As Real Madrid attempted to lure Manchester United’s Cristiano Ronaldo to the Bernabeu in 2008, they tried to include Robinho in the deal, and when the Brazilian heard about this, he wasn’t pleased. Disillusioned with the board, he sought a move away with Chelsea and the bright lights of London being the ideal destination.
That move didn’t materialise, and as the transfer deadline loomed, Manchester City, fresh from being acquired by mega-rich Abu-Dhabi Investment Group, pounced on the opportunity. With hours left of the window, they offered a British record fee of £32.2m, which was quickly accepted and Robinho was a City player.
There’s lots of rumours that the 24-year-old didn’t know who Manchester City was, and that’s probably true considering the profile of the club at the time, but money, and an escape from Real Madrid talked. This turned out to be a disastrous move that could have been averted if Robinho had sorted his issues out with the Madrid board or simply held out for a better team to save him.
He lit up the Etihad for the 2008/09, linking up with fellow countrymen Jo and Elano to produce some the best football seen by City fans for decades. Robinho also finished the season as the club’s top scorer with 14 goals, but it was clear to see most of the players around him just weren’t good enough to work with his style.
Issues regarding on-pitch effort and poor performances away from home frustrated new manager Roberto Mancini and City fans alike during his second season, which was also marred by a three-month injury. Robinho quickly became out of favour and in one game Mancini even substituted the club’s record signing 51 minutes after being brought on.

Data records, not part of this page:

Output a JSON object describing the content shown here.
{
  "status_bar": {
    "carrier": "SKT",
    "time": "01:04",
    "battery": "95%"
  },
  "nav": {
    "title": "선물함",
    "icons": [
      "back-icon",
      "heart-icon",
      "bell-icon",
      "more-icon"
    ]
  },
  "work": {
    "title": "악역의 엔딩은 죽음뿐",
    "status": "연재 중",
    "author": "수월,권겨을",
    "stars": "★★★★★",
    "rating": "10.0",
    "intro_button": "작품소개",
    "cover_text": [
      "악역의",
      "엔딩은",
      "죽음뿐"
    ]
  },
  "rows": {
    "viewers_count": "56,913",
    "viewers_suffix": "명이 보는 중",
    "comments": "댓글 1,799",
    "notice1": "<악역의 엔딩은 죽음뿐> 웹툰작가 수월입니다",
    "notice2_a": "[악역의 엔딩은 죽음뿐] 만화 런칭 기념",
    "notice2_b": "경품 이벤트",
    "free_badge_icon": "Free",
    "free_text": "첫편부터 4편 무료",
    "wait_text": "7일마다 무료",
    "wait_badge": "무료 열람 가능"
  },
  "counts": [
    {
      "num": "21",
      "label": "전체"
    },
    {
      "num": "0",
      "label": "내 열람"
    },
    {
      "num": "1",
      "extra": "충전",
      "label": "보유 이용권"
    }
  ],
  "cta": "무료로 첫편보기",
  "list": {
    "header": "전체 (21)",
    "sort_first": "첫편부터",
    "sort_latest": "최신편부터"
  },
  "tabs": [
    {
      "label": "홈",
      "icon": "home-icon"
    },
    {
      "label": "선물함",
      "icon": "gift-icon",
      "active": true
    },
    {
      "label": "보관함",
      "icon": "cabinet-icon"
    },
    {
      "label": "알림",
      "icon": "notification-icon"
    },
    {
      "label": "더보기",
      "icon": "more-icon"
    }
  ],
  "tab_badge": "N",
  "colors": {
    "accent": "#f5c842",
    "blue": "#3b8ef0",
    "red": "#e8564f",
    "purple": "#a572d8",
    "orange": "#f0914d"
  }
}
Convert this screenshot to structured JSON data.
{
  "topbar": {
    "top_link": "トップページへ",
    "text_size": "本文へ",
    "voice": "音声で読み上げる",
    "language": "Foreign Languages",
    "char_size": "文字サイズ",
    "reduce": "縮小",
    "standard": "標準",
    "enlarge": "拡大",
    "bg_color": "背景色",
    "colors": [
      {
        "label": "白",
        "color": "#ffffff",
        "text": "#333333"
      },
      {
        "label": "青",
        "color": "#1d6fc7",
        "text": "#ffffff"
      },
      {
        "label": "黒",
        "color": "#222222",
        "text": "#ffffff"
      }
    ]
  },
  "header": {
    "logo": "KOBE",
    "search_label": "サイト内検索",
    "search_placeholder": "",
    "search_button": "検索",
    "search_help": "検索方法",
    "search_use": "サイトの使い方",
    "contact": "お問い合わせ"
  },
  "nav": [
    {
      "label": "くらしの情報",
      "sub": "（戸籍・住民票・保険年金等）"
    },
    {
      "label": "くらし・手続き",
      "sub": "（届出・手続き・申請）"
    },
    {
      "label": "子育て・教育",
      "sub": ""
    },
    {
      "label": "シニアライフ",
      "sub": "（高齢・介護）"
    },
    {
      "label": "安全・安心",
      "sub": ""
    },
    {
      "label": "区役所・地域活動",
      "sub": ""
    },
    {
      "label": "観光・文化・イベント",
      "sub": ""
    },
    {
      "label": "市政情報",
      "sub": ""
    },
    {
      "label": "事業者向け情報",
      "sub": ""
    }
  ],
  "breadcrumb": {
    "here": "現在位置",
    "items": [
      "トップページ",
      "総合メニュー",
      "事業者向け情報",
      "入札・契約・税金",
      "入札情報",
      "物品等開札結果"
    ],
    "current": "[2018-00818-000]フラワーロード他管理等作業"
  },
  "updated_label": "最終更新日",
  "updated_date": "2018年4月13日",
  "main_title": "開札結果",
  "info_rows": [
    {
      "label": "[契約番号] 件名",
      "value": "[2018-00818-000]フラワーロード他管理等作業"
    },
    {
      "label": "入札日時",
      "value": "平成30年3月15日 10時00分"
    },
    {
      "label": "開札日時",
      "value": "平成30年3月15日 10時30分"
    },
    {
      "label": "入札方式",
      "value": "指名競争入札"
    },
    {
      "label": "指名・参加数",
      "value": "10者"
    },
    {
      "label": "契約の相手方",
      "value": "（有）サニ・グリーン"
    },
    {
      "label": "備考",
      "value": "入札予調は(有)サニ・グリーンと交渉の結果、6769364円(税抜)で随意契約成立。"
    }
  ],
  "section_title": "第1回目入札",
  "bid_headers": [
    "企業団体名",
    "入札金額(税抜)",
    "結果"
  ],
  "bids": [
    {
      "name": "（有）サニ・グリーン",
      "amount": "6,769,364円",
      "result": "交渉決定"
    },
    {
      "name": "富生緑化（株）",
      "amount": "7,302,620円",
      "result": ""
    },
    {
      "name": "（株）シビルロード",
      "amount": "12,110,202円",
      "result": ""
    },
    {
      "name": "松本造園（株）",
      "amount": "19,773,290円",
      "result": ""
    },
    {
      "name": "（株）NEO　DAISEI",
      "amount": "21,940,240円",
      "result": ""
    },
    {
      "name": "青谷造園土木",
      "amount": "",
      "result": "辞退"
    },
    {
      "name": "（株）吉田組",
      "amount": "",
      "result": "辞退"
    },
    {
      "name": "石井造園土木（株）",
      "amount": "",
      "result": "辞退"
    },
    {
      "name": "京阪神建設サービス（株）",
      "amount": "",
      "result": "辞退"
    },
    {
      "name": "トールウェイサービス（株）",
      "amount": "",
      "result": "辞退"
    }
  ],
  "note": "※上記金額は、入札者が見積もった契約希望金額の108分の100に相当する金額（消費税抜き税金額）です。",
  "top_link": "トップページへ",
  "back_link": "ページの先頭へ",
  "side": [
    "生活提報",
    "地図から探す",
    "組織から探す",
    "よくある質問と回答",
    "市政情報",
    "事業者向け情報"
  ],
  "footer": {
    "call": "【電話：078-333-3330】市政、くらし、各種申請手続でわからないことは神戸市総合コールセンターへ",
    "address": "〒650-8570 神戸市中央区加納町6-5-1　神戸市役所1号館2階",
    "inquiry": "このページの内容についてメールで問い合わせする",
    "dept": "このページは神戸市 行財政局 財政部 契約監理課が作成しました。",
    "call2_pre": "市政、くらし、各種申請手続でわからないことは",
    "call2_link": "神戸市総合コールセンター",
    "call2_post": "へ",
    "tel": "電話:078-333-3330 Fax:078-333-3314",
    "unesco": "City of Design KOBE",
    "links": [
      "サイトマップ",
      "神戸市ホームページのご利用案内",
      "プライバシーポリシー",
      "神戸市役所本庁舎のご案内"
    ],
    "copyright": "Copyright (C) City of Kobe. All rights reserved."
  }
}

A loan deal in August 2011 sent Robinho back to his boyhood club Santos before he signed for AC Milan in a deal worth £15m. Injury problems perhaps made worse by infrequent game time at City affected his time in Italy during the years that should have been his prime.
At 28-years-old he was given the Milan number seven shirt, but he would never again reach the heights he performed at during his time in Madrid. Robinho is an example of a player who just too wrapped up in his own ego to think about what was best for his career.
He signed for a club that, at the time, was way below his level and then he lost all enthusiasm and fitness until it was too late to regain it all in time for what should have been the best years of his career.